The spaceship’s fuselage and wing structure is made of plastic reinforced with carbon fibers. Fuel (liquid hydrogen) and liquid oxygen is stored in three aluminum tanks suspended within the fuselage so they can move to accommodate thermal and pressurization changes. The 0.5-mm outside shell is fiber-reinforced ceramic that can withstand the heat when speeding through the atmosphere. This shell is also corrugated for added stiffness.
Skylon takes off like an airplane, supported by a retractable set of landing gear. But with a take-off weight of 275 ton, which includes 150 tons of LOX and 66 tons of liquid hydrogen, the runway would have to be heavily reinforced to withstand the high wheel loads.
The precooler/heat exchanger transforms hot inlet air into cooler air so the engine is lighter and more efficient. The heat exchanger also heats helium so that it can power fuel turbopumps and other ancillary equipment.
The spacecraft has a cargo bay that measures 15-ft in diameter and 40.4 ft long. It can handle payloads with expendable launchers as well as standard aero transport containers that have an 8-ft2 cross section and can be 10, 20, 30, or 40 ft long.
Once operational and certified, Skylon will be able to launch several small satellites mounted in a small payload carrier rack. It will also be able to put telecommunication satellites into geostationary orbits by having them equipped with upper-stage propulsion units. These upper stages can be collected for reuse. A special personnel and cargo container will fit in the cargo bay, letting up to 30 people or a combination of people and cargo be sent into orbit. (The spacecraft can remain operational on orbit for up to seven days, a parameter limited by the amount of fuel available for reaction thrusters.) People and cargo can be transported to the space station, flown to another point anywhere on Earth in four hours, or housed in space to conduct experiments. The cargo bay can also be used to carry modules or infrastructure for future space stations, space telescopes, or large satellites.
The European Space Agency has looked at the Skylon and its Sabre engines and concluded it can be built using today’s technology if engine development continues as planned.
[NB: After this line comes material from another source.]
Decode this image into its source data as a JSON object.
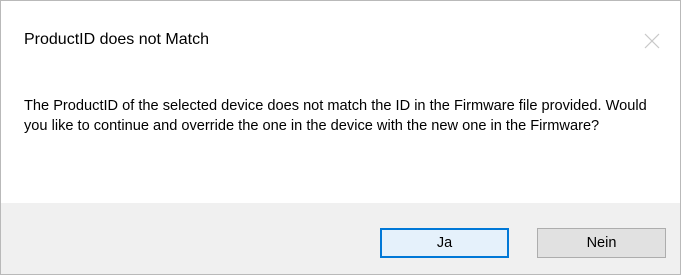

To that end, the EAS has contributed to an $8.5 million project to develop and test the engine. It’s estimated a total of $12 billion and eight years will be needed to build an operational Skylon spacecraft.